[JURIST] Former Osama Bin Laden [JURIST news archive] driver Salim Ahmed Hamdan [DOD materials; JURIST news archive] will soon be transferred [SABA report] from US to Yemeni custody, according to US military sources quoted in media reports Monday. His transfer comes approximately one month before the end of a six-month jail term [JURIST report] he received for providing material support for terrorism [charge sheet, PDF]. Commentators suggest that the transfer may signal possible future cooperation [Washington Post report] between Yemeni and US officials, as the US had previously refused to transfer detainees to Yemen's custody. Hamdan's transfer also eliminates concerns that were raised when government lawyers said they could hold him indefinitely [JURIST report] after the end of his sentence. Hamdan is expected to remain in Yemeni custody until his original release date of December 27.
In October, a US military judge denied [ruling, PDF; JURIST report] a request [motion, PDF] by prosecutors that he reconsider a decision that reduced Hamdan's sentence [JURIST report] from five-and-a-half years to six months because of credit for time already served. Hamdan was initially taken into custody in 2001, and in 2006 he successfully challenged President George W. Bush's military commission system when the Supreme Court ruled [opinion, PDF; JURIST report] that the commission system as initially construed violated US and international law. Congress subsequently passed the Military Commissions Act of 2006 [DOD materials], which established the current military commissions system.

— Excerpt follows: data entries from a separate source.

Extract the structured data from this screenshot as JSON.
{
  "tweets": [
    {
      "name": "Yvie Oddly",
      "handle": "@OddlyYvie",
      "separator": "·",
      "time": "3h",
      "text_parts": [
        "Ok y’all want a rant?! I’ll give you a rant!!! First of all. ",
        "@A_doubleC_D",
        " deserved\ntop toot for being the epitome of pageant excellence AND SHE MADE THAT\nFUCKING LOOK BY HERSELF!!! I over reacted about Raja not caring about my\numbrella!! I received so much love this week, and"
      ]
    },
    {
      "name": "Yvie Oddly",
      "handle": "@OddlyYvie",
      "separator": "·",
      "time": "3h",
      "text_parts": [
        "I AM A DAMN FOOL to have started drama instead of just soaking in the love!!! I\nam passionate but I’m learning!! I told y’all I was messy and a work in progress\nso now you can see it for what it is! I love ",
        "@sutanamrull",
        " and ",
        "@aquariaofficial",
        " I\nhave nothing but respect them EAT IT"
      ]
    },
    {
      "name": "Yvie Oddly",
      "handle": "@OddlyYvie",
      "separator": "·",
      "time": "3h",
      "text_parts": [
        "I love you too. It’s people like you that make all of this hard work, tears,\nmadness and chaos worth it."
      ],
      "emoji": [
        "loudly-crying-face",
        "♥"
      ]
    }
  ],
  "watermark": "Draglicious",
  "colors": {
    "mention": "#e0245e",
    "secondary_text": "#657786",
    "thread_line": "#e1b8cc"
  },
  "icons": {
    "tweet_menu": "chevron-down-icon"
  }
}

10:03 PM ET – The Pentagon announced late Tuesday that Hamdan has been transferred to Yemen [press release], where he will serve the remainder of his sentence.